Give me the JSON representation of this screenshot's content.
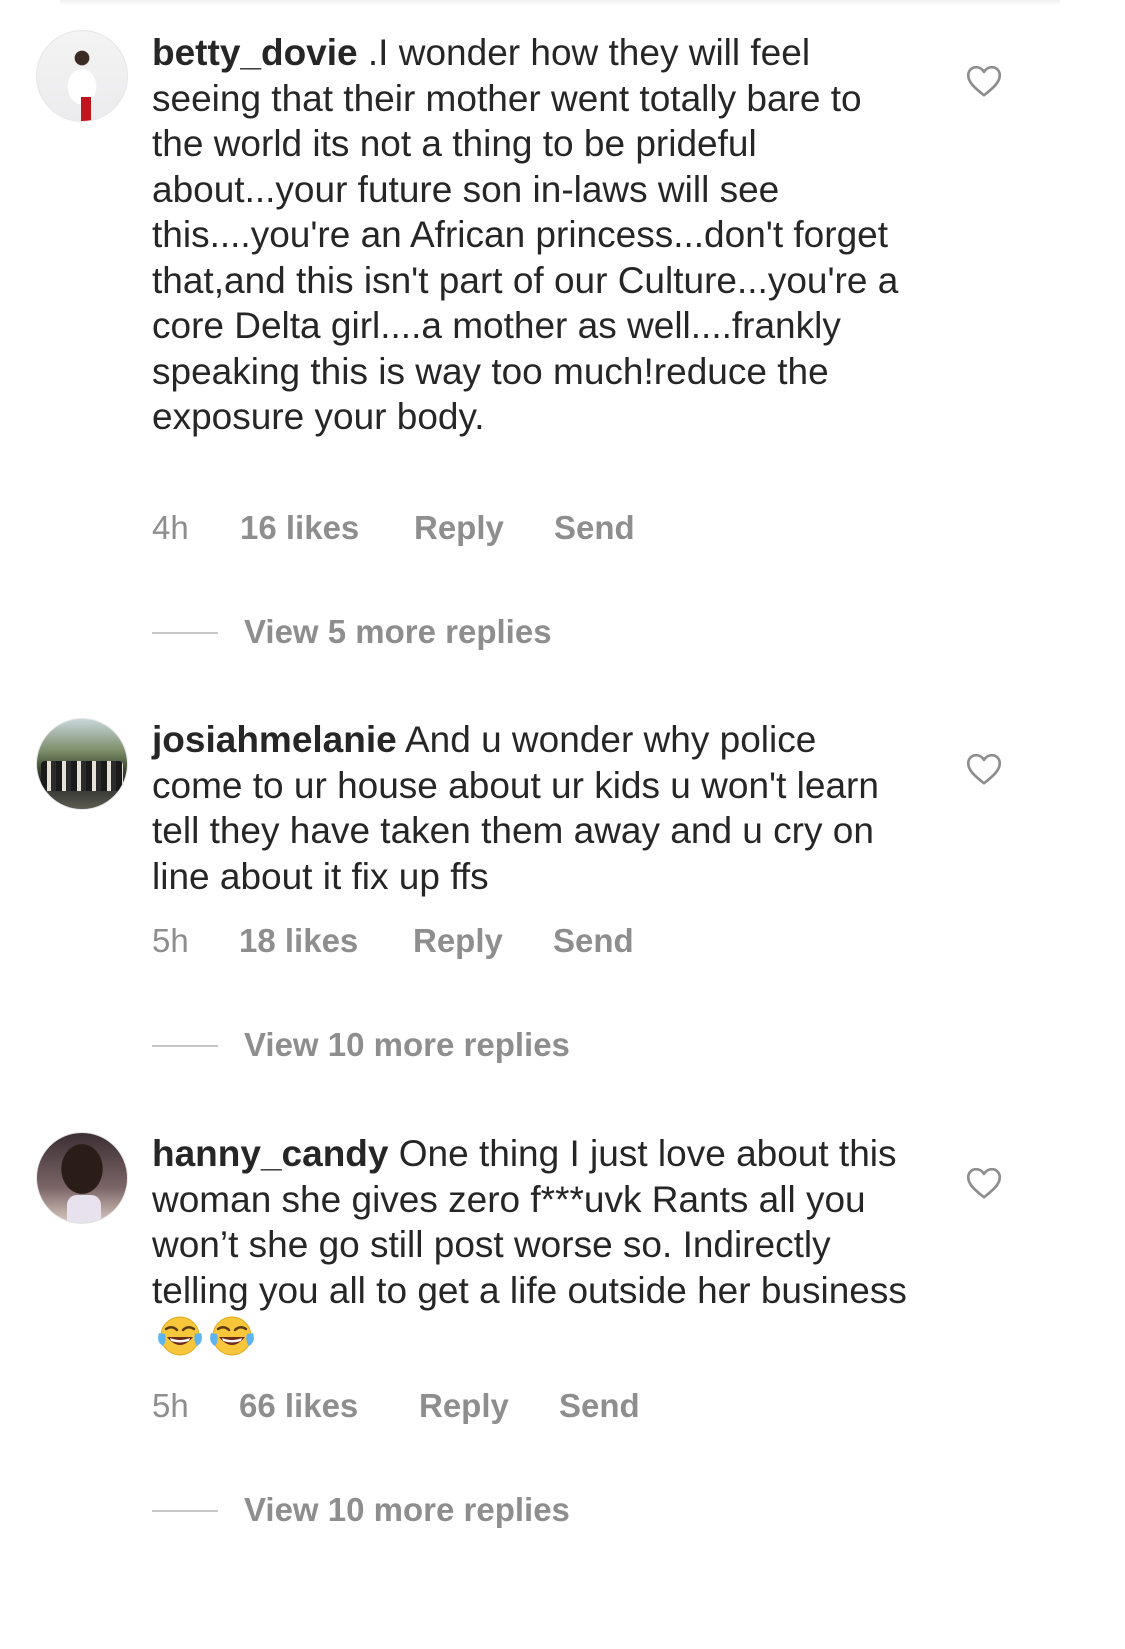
{
  "comments": [
    {
      "username": "betty_dovie",
      "text": " .I wonder how they will feel seeing that their mother went totally bare to the world its not a thing to be prideful about...your future son in-laws will see this....you're an African princess...don't forget that,and this isn't part of our Culture...you're a core Delta girl....a mother as well....frankly speaking this is way too much!reduce the exposure your body.",
      "time": "4h",
      "likes": "16 likes",
      "reply": "Reply",
      "send": "Send",
      "view_replies": "View 5 more replies"
    },
    {
      "username": "josiahmelanie",
      "text": " And u wonder why police come to ur house about ur kids u won't learn tell they have taken them away and u cry on line about it fix up ffs",
      "time": "5h",
      "likes": "18 likes",
      "reply": "Reply",
      "send": "Send",
      "view_replies": "View 10 more replies"
    },
    {
      "username": "hanny_candy",
      "text": " One thing I just love about this woman she gives zero f***uvk Rants all you won’t she go still post worse so. Indirectly telling you all to get a life outside her business ",
      "emoji": "face-with-tears-of-joy x2",
      "time": "5h",
      "likes": "66 likes",
      "reply": "Reply",
      "send": "Send",
      "view_replies": "View 10 more replies"
    }
  ],
  "icons": {
    "like": "heart-outline-icon",
    "emoji": "face-with-tears-of-joy"
  },
  "colors": {
    "text": "#262626",
    "secondary": "#8e8e8e",
    "divider": "#c7c7c7"
  }
}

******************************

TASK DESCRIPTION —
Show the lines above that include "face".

REPLY —
      "emoji": "face-with-tears-of-joy x2",
    "emoji": "face-with-tears-of-joy"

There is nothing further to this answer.